[Page and application data records]
*** Block opens ***
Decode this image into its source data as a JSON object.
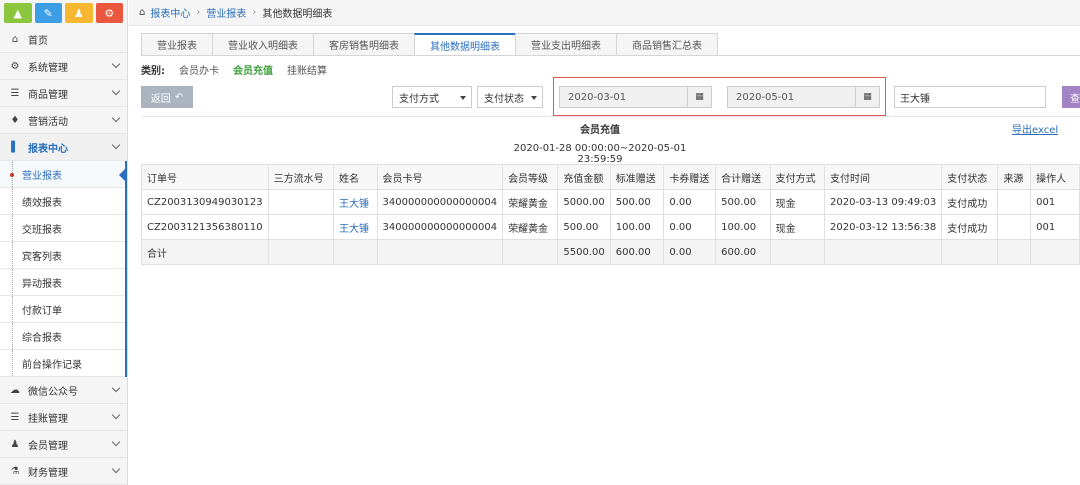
{
  "colors": {
    "accent": "#2a6fbd",
    "active_category": "#3aa037",
    "highlight": "#e05a4e",
    "query": "#a283c4",
    "top_icons": [
      "#8cc63f",
      "#3c9ee5",
      "#f7b731",
      "#e9573f"
    ]
  },
  "top_icons": [
    "signal-icon",
    "pencil-icon",
    "users-icon",
    "cogs-icon"
  ],
  "sidebar": {
    "items": [
      {
        "label": "首页",
        "icon": "home-icon"
      },
      {
        "label": "系统管理",
        "icon": "gear-icon"
      },
      {
        "label": "商品管理",
        "icon": "database-icon"
      },
      {
        "label": "营销活动",
        "icon": "gift-icon"
      },
      {
        "label": "报表中心",
        "icon": "chart-icon"
      }
    ],
    "sub_items": [
      {
        "label": "营业报表"
      },
      {
        "label": "绩效报表"
      },
      {
        "label": "交班报表"
      },
      {
        "label": "宾客列表"
      },
      {
        "label": "异动报表"
      },
      {
        "label": "付款订单"
      },
      {
        "label": "综合报表"
      },
      {
        "label": "前台操作记录"
      }
    ],
    "bottom_items": [
      {
        "label": "微信公众号",
        "icon": "cloud-icon"
      },
      {
        "label": "挂账管理",
        "icon": "list-icon"
      },
      {
        "label": "会员管理",
        "icon": "group-icon"
      },
      {
        "label": "财务管理",
        "icon": "cutlery-icon"
      }
    ]
  },
  "breadcrumb": [
    "报表中心",
    "营业报表",
    "其他数据明细表"
  ],
  "tabs": [
    "营业报表",
    "营业收入明细表",
    "客房销售明细表",
    "其他数据明细表",
    "营业支出明细表",
    "商品销售汇总表"
  ],
  "category": {
    "label": "类别:",
    "options": [
      "会员办卡",
      "会员充值",
      "挂账结算"
    ]
  },
  "filters": {
    "back": "返回",
    "pay_method": "支付方式",
    "pay_status": "支付状态",
    "start_date": "2020-03-01",
    "end_date": "2020-05-01",
    "operator": "王大锤",
    "query": "查"
  },
  "report": {
    "title": "会员充值",
    "export": "导出excel",
    "range": "2020-01-28 00:00:00~2020-05-01 23:59:59"
  },
  "table": {
    "headers": [
      "订单号",
      "三方流水号",
      "姓名",
      "会员卡号",
      "会员等级",
      "充值金额",
      "标准赠送",
      "卡券赠送",
      "合计赠送",
      "支付方式",
      "支付时间",
      "支付状态",
      "来源",
      "操作人"
    ],
    "rows": [
      [
        "CZ2003130949030123",
        "",
        "王大锤",
        "340000000000000004",
        "荣耀黄金",
        "5000.00",
        "500.00",
        "0.00",
        "500.00",
        "现金",
        "2020-03-13 09:49:03",
        "支付成功",
        "",
        "001"
      ],
      [
        "CZ2003121356380110",
        "",
        "王大锤",
        "340000000000000004",
        "荣耀黄金",
        "500.00",
        "100.00",
        "0.00",
        "100.00",
        "现金",
        "2020-03-12 13:56:38",
        "支付成功",
        "",
        "001"
      ]
    ],
    "total": [
      "合计",
      "",
      "",
      "",
      "",
      "5500.00",
      "600.00",
      "0.00",
      "600.00",
      "",
      "",
      "",
      "",
      ""
    ]
  }
}
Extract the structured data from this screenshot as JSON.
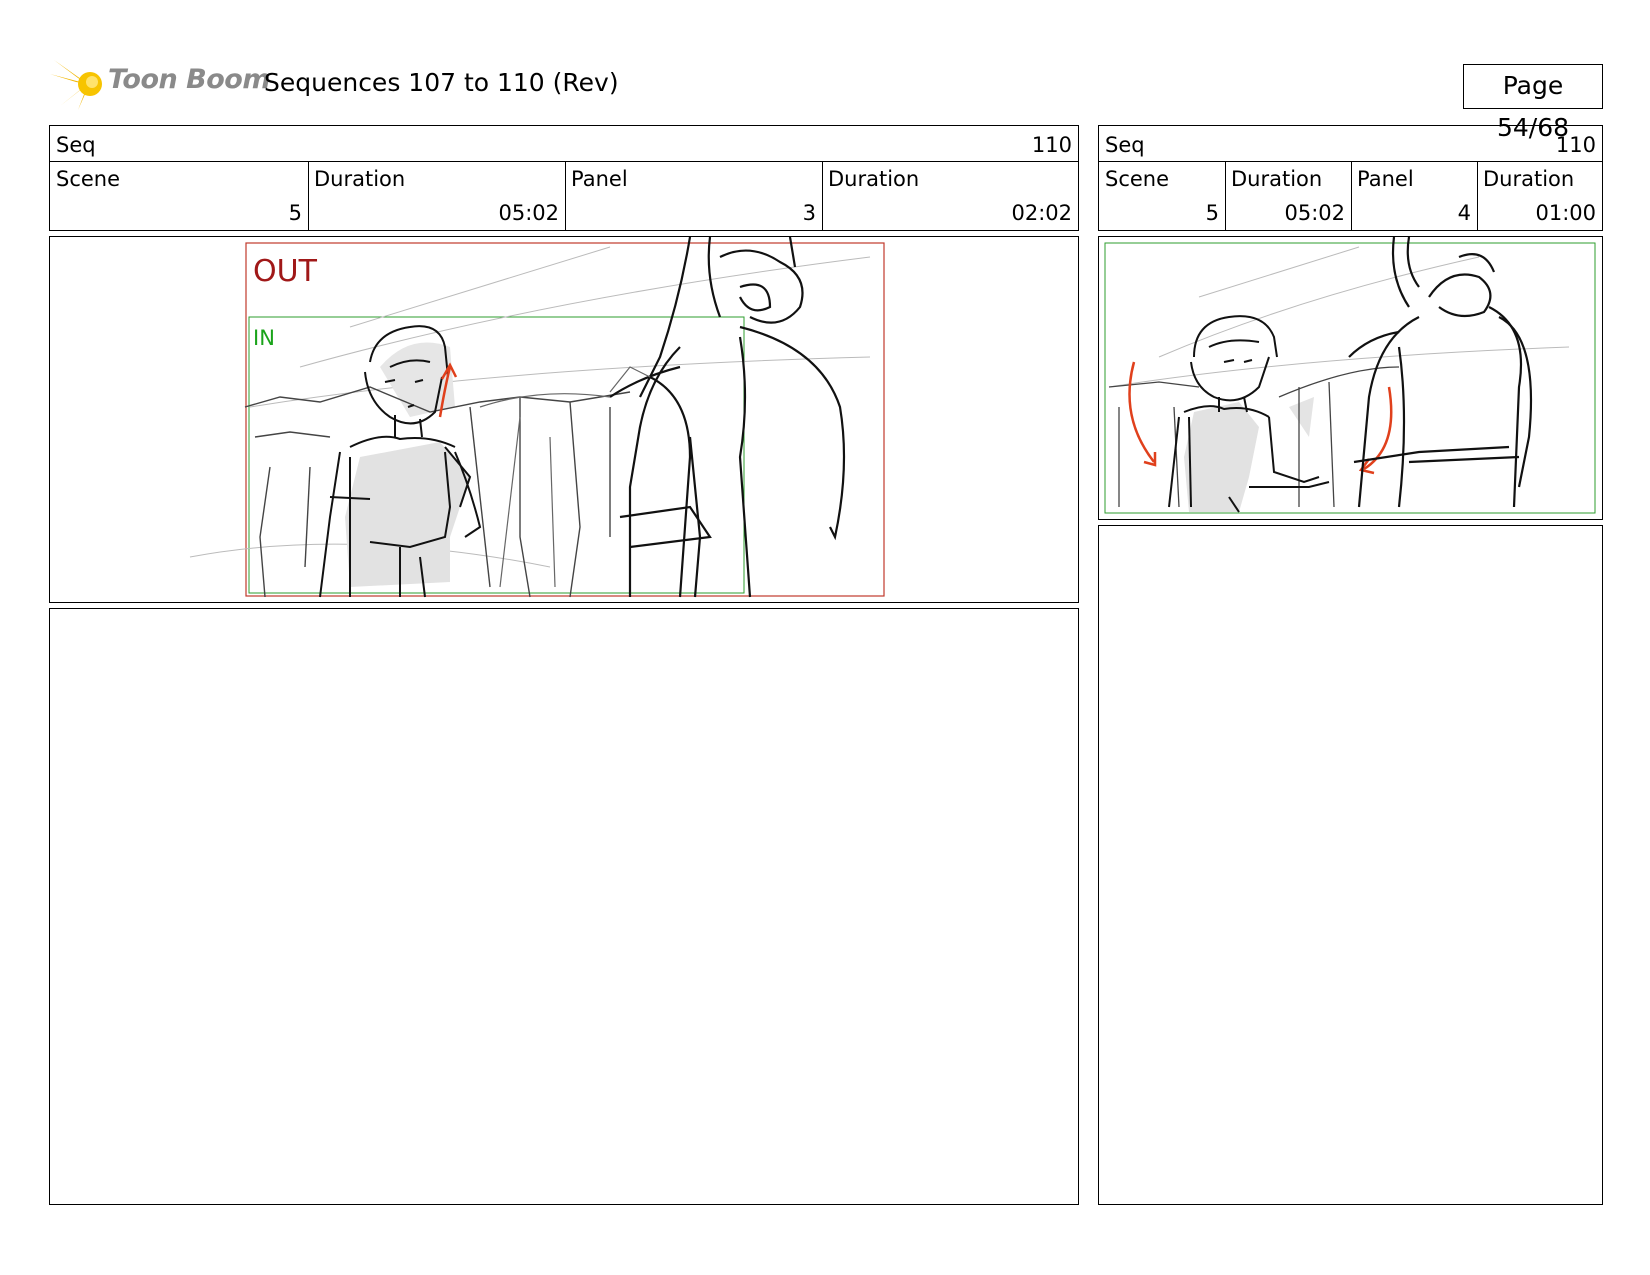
{
  "brand": {
    "name": "Toon Boom",
    "accent": "#f2b705"
  },
  "document": {
    "title": "Sequences 107 to 110 (Rev)",
    "page": "Page 54/68"
  },
  "panels": [
    {
      "seq_label": "Seq",
      "seq_value": "110",
      "scene_label": "Scene",
      "scene_value": "5",
      "scene_duration_label": "Duration",
      "scene_duration_value": "05:02",
      "panel_label": "Panel",
      "panel_value": "3",
      "panel_duration_label": "Duration",
      "panel_duration_value": "02:02",
      "frame_labels": {
        "out": "OUT",
        "in": "IN"
      },
      "colors": {
        "out_frame": "#c0392b",
        "in_frame": "#2e9e2e",
        "arrow": "#e0401c"
      }
    },
    {
      "seq_label": "Seq",
      "seq_value": "110",
      "scene_label": "Scene",
      "scene_value": "5",
      "scene_duration_label": "Duration",
      "scene_duration_value": "05:02",
      "panel_label": "Panel",
      "panel_value": "4",
      "panel_duration_label": "Duration",
      "panel_duration_value": "01:00",
      "colors": {
        "in_frame": "#2e9e2e",
        "arrow": "#e0401c"
      }
    }
  ]
}
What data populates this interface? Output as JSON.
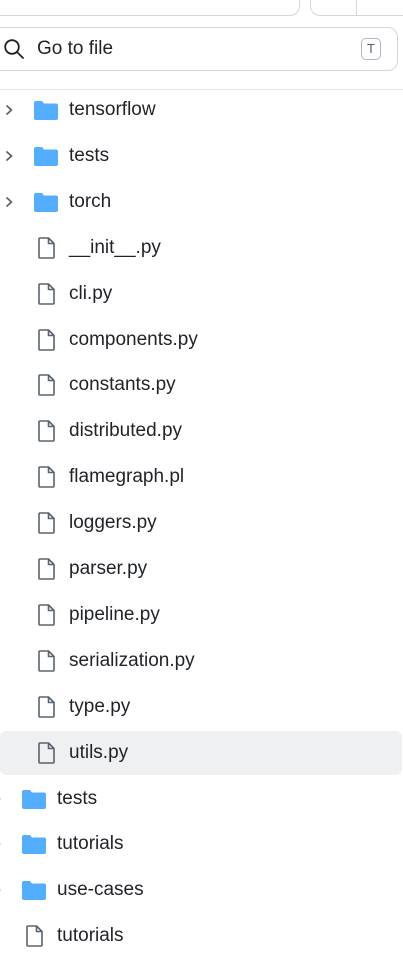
{
  "search": {
    "placeholder": "Go to file",
    "shortcut": "T"
  },
  "colors": {
    "folder": "#54aeff",
    "text": "#1f2328",
    "icon": "#59636e",
    "selected_bg": "#eef0f2",
    "border": "#d0d7de"
  },
  "tree": [
    {
      "name": "tensorflow",
      "type": "folder",
      "depth": 1,
      "selected": false
    },
    {
      "name": "tests",
      "type": "folder",
      "depth": 1,
      "selected": false
    },
    {
      "name": "torch",
      "type": "folder",
      "depth": 1,
      "selected": false
    },
    {
      "name": "__init__.py",
      "type": "file",
      "depth": 1,
      "selected": false
    },
    {
      "name": "cli.py",
      "type": "file",
      "depth": 1,
      "selected": false
    },
    {
      "name": "components.py",
      "type": "file",
      "depth": 1,
      "selected": false
    },
    {
      "name": "constants.py",
      "type": "file",
      "depth": 1,
      "selected": false
    },
    {
      "name": "distributed.py",
      "type": "file",
      "depth": 1,
      "selected": false
    },
    {
      "name": "flamegraph.pl",
      "type": "file",
      "depth": 1,
      "selected": false
    },
    {
      "name": "loggers.py",
      "type": "file",
      "depth": 1,
      "selected": false
    },
    {
      "name": "parser.py",
      "type": "file",
      "depth": 1,
      "selected": false
    },
    {
      "name": "pipeline.py",
      "type": "file",
      "depth": 1,
      "selected": false
    },
    {
      "name": "serialization.py",
      "type": "file",
      "depth": 1,
      "selected": false
    },
    {
      "name": "type.py",
      "type": "file",
      "depth": 1,
      "selected": false
    },
    {
      "name": "utils.py",
      "type": "file",
      "depth": 1,
      "selected": true
    },
    {
      "name": "tests",
      "type": "folder",
      "depth": 0,
      "selected": false
    },
    {
      "name": "tutorials",
      "type": "folder",
      "depth": 0,
      "selected": false
    },
    {
      "name": "use-cases",
      "type": "folder",
      "depth": 0,
      "selected": false
    },
    {
      "name": "tutorials",
      "type": "file",
      "depth": 0,
      "selected": false
    }
  ]
}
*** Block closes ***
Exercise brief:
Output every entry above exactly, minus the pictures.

Exercise response:
Decode this image into its source data as a JSON object.
{
  "colors": {
    "accent": "#2a6fbd",
    "active_category": "#3aa037",
    "highlight": "#e05a4e",
    "query": "#a283c4",
    "top_icons": [
      "#8cc63f",
      "#3c9ee5",
      "#f7b731",
      "#e9573f"
    ]
  },
  "top_icons": [
    "signal-icon",
    "pencil-icon",
    "users-icon",
    "cogs-icon"
  ],
  "sidebar": {
    "items": [
      {
        "label": "首页",
        "icon": "home-icon"
      },
      {
        "label": "系统管理",
        "icon": "gear-icon"
      },
      {
        "label": "商品管理",
        "icon": "database-icon"
      },
      {
        "label": "营销活动",
        "icon": "gift-icon"
      },
      {
        "label": "报表中心",
        "icon": "chart-icon"
      }
    ],
    "sub_items": [
      {
        "label": "营业报表"
      },
      {
        "label": "绩效报表"
      },
      {
        "label": "交班报表"
      },
      {
        "label": "宾客列表"
      },
      {
        "label": "异动报表"
      },
      {
        "label": "付款订单"
      },
      {
        "label": "综合报表"
      },
      {
        "label": "前台操作记录"
      }
    ],
    "bottom_items": [
      {
        "label": "微信公众号",
        "icon": "cloud-icon"
      },
      {
        "label": "挂账管理",
        "icon": "list-icon"
      },
      {
        "label": "会员管理",
        "icon": "group-icon"
      },
      {
        "label": "财务管理",
        "icon": "cutlery-icon"
      }
    ]
  },
  "breadcrumb": [
    "报表中心",
    "营业报表",
    "其他数据明细表"
  ],
  "tabs": [
    "营业报表",
    "营业收入明细表",
    "客房销售明细表",
    "其他数据明细表",
    "营业支出明细表",
    "商品销售汇总表"
  ],
  "category": {
    "label": "类别:",
    "options": [
      "会员办卡",
      "会员充值",
      "挂账结算"
    ]
  },
  "filters": {
    "back": "返回",
    "pay_method": "支付方式",
    "pay_status": "支付状态",
    "start_date": "2020-03-01",
    "end_date": "2020-05-01",
    "operator": "王大锤",
    "query": "查"
  },
  "report": {
    "title": "会员充值",
    "export": "导出excel",
    "range": "2020-01-28 00:00:00~2020-05-01 23:59:59"
  },
  "table": {
    "headers": [
      "订单号",
      "三方流水号",
      "姓名",
      "会员卡号",
      "会员等级",
      "充值金额",
      "标准赠送",
      "卡券赠送",
      "合计赠送",
      "支付方式",
      "支付时间",
      "支付状态",
      "来源",
      "操作人"
    ],
    "rows": [
      [
        "CZ2003130949030123",
        "",
        "王大锤",
        "340000000000000004",
        "荣耀黄金",
        "5000.00",
        "500.00",
        "0.00",
        "500.00",
        "现金",
        "2020-03-13 09:49:03",
        "支付成功",
        "",
        "001"
      ],
      [
        "CZ2003121356380110",
        "",
        "王大锤",
        "340000000000000004",
        "荣耀黄金",
        "500.00",
        "100.00",
        "0.00",
        "100.00",
        "现金",
        "2020-03-12 13:56:38",
        "支付成功",
        "",
        "001"
      ]
    ],
    "total": [
      "合计",
      "",
      "",
      "",
      "",
      "5500.00",
      "600.00",
      "0.00",
      "600.00",
      "",
      "",
      "",
      "",
      ""
    ]
  }
}
Extract the structured data from this screenshot as JSON.
{
  "brand": {
    "name": "Toon Boom",
    "accent": "#f2b705"
  },
  "document": {
    "title": "Sequences 107 to 110 (Rev)",
    "page": "Page 54/68"
  },
  "panels": [
    {
      "seq_label": "Seq",
      "seq_value": "110",
      "scene_label": "Scene",
      "scene_value": "5",
      "scene_duration_label": "Duration",
      "scene_duration_value": "05:02",
      "panel_label": "Panel",
      "panel_value": "3",
      "panel_duration_label": "Duration",
      "panel_duration_value": "02:02",
      "frame_labels": {
        "out": "OUT",
        "in": "IN"
      },
      "colors": {
        "out_frame": "#c0392b",
        "in_frame": "#2e9e2e",
        "arrow": "#e0401c"
      }
    },
    {
      "seq_label": "Seq",
      "seq_value": "110",
      "scene_label": "Scene",
      "scene_value": "5",
      "scene_duration_label": "Duration",
      "scene_duration_value": "05:02",
      "panel_label": "Panel",
      "panel_value": "4",
      "panel_duration_label": "Duration",
      "panel_duration_value": "01:00",
      "colors": {
        "in_frame": "#2e9e2e",
        "arrow": "#e0401c"
      }
    }
  ]
}
What data populates this interface? Output as JSON.
{
  "search": {
    "placeholder": "Go to file",
    "shortcut": "T"
  },
  "colors": {
    "folder": "#54aeff",
    "text": "#1f2328",
    "icon": "#59636e",
    "selected_bg": "#eef0f2",
    "border": "#d0d7de"
  },
  "tree": [
    {
      "name": "tensorflow",
      "type": "folder",
      "depth": 1,
      "selected": false
    },
    {
      "name": "tests",
      "type": "folder",
      "depth": 1,
      "selected": false
    },
    {
      "name": "torch",
      "type": "folder",
      "depth": 1,
      "selected": false
    },
    {
      "name": "__init__.py",
      "type": "file",
      "depth": 1,
      "selected": false
    },
    {
      "name": "cli.py",
      "type": "file",
      "depth": 1,
      "selected": false
    },
    {
      "name": "components.py",
      "type": "file",
      "depth": 1,
      "selected": false
    },
    {
      "name": "constants.py",
      "type": "file",
      "depth": 1,
      "selected": false
    },
    {
      "name": "distributed.py",
      "type": "file",
      "depth": 1,
      "selected": false
    },
    {
      "name": "flamegraph.pl",
      "type": "file",
      "depth": 1,
      "selected": false
    },
    {
      "name": "loggers.py",
      "type": "file",
      "depth": 1,
      "selected": false
    },
    {
      "name": "parser.py",
      "type": "file",
      "depth": 1,
      "selected": false
    },
    {
      "name": "pipeline.py",
      "type": "file",
      "depth": 1,
      "selected": false
    },
    {
      "name": "serialization.py",
      "type": "file",
      "depth": 1,
      "selected": false
    },
    {
      "name": "type.py",
      "type": "file",
      "depth": 1,
      "selected": false
    },
    {
      "name": "utils.py",
      "type": "file",
      "depth": 1,
      "selected": true
    },
    {
      "name": "tests",
      "type": "folder",
      "depth": 0,
      "selected": false
    },
    {
      "name": "tutorials",
      "type": "folder",
      "depth": 0,
      "selected": false
    },
    {
      "name": "use-cases",
      "type": "folder",
      "depth": 0,
      "selected": false
    },
    {
      "name": "tutorials",
      "type": "file",
      "depth": 0,
      "selected": false
    }
  ]
}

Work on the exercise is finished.